Written by: George Pacheco on November 24th, 2015
Theatrical Release Dates: USA, 1976
Director: Zebedy Colt
Cast: Spalding Gray, Gayle Leonard, Susan McBain, Nancy Dare, Jon Black
DVD Release Date: November 10th, 2015
Approximate Running Times: 61 minutes
Aspect Ratio: 1.33:1 Aspect Ratio
Sound: Dolby Digital Mono English
DVD Release: Impulse PIctures
Region Encoding: Region 0 NTSC
Retail Price: $24.95
The golden age adult cinema of Zebedy Colt has become recognized in recent years as some of the roughest and most bizarre from an age already known for certain excesses, with this latest disc from Impulse Pictures serving only lend further credence to that notion.
Farmer’s Daughters is short semi-feature with a very basic rape/revenge premise, taking place on an unnamed, backwoods farm in the middle of nowhere. Colt directs and stars as the patriarch of three young, nubile daughters, who find their own sexual shenanigans cut short when they’re taken hostage by a group of three escaped convicts. These criminals rape and humiliate the family, force them to engage in perverse acts of incest at gunpoint, and generally cause chaos before having the tables turned on them during the film’s final act.
The premise sounds a bit extreme, and it’s true that Farmer’s Daughters is a dirty and nasty example of adult cinema with very little joy to be found within the abundance of its sex scenes. It should be mentioned that the performers in Colt’s (thankfully?) balk at selling the incest angle with the disgust it truly deserves, giving Farmer’s Daughters more the vibe of a straight sex film performed by actors never forgetting they’re “just in a movie.” The beautiful Marlene Willoughby in particular seems quite focused on presenting as ‘theatrical” as performance as possible, presumably getting lost in her character, ignoring the vile plot-points to cash that paycheck.
Speaking of paychecks, veteran Hollywood character actor and writer Spalding Gray appears here in one of his early adult cinema roles, proving once again the myriad connections between modern Hollywood and its dark golden age underbelly. Gray, for what it’s worth doesn’t shy from all Colt needs from him in his reprehensible role as one of the convicts, although who knows what the actor might have thought of this obscure film from his past getting a DVD release so many years later!
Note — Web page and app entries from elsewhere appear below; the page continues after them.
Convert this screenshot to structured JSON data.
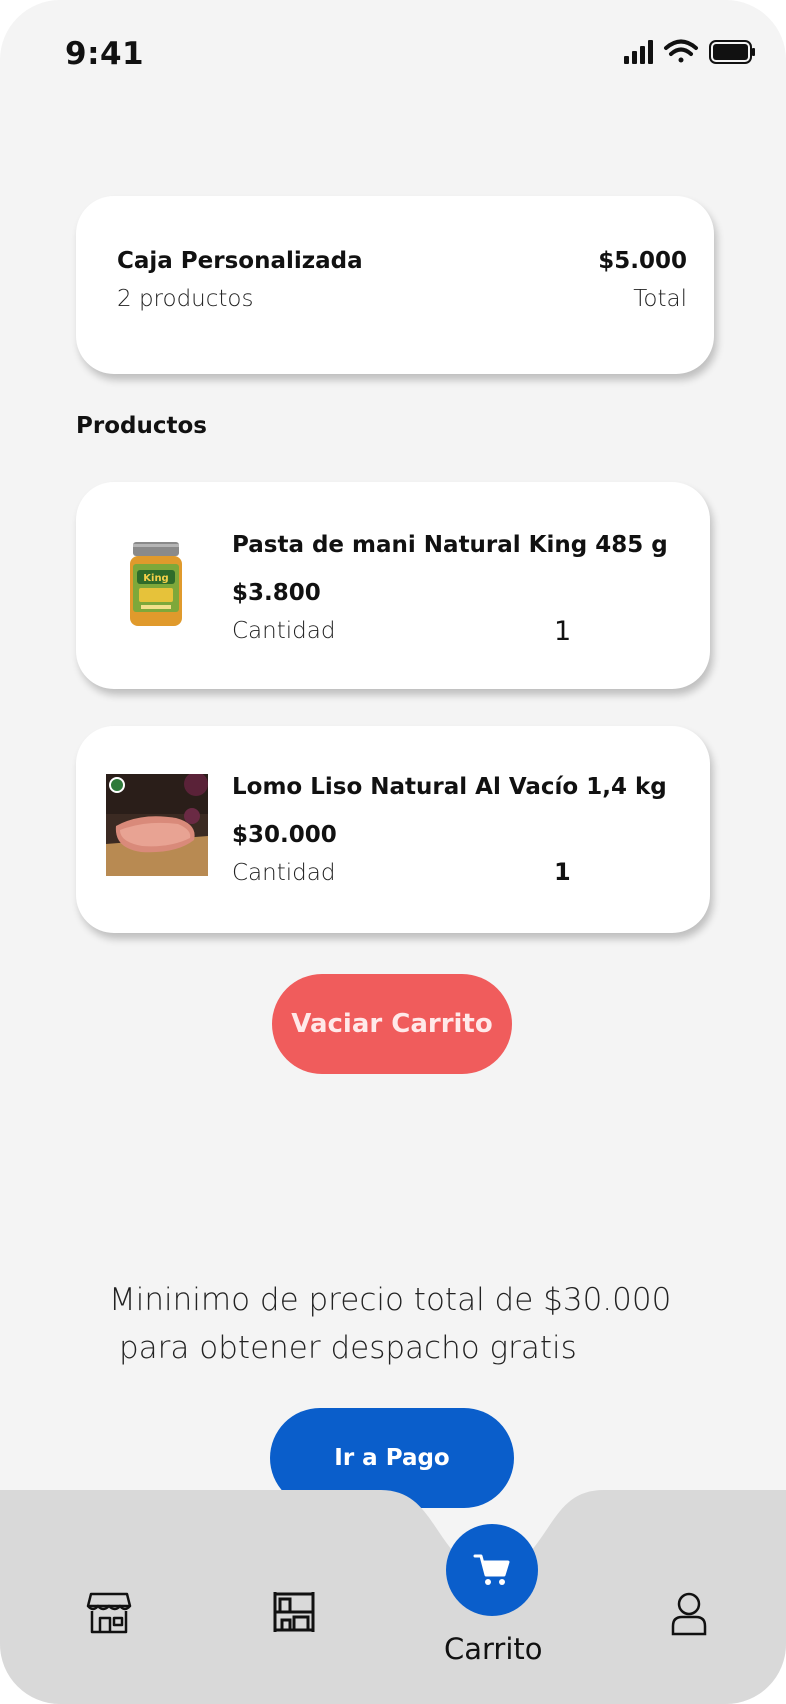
{
  "status_bar": {
    "time": "9:41"
  },
  "summary": {
    "title": "Caja Personalizada",
    "count": "2 productos",
    "price": "$5.000",
    "price_label": "Total"
  },
  "section_title": "Productos",
  "products": [
    {
      "name": "Pasta de mani Natural King 485 g",
      "price": "$3.800",
      "qty_label": "Cantidad",
      "qty": "1"
    },
    {
      "name": "Lomo Liso Natural Al Vacío 1,4 kg",
      "price": "$30.000",
      "qty_label": "Cantidad",
      "qty": "1"
    }
  ],
  "empty_button": "Vaciar Carrito",
  "notice": {
    "line1": "Mininimo de precio total de $30.000",
    "line2": "para obtener despacho gratis"
  },
  "pay_button": "Ir a Pago",
  "nav": {
    "cart_label": "Carrito",
    "icons": [
      "store-icon",
      "catalog-icon",
      "cart-icon",
      "user-icon"
    ]
  },
  "colors": {
    "background": "#f4f4f4",
    "accent_blue": "#0a5ecb",
    "danger_red": "#f05c5c",
    "nav_bg": "#d9d9d9"
  }
}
Sadly, we’ll never know the answer to that question, as Gray passed away back in 2004, but Impulse has indeed released Farmer’s Daughters to disc here, presented in a damaged and gritty-looking full frame transfer. That being said, it’s doubtful that Farmer’s Daughters will likely look any better, and besides, a film this ugly probably doesn’t deserve a pristine re-conditioning anyway, to be honest. The sound is serviceable, although the ADR is distracting, but indicative of the fast ‘n cheap method of shooting these films during this time.
There are no extras to be had, other than a sneak peek at the next installment of Impulse’s 42nd Street Peep Show series, but, to be honest, the film itself is bizarre enough on its own without any commentary or interviews. Colt’s decision to end the film in a surreal blend of echoing gunshots, schizophrenic editing and a basic recap of the entire story in flashback gives the whole feature a vibe of someone’s demented fetish nightmare actualized as a staged sex film.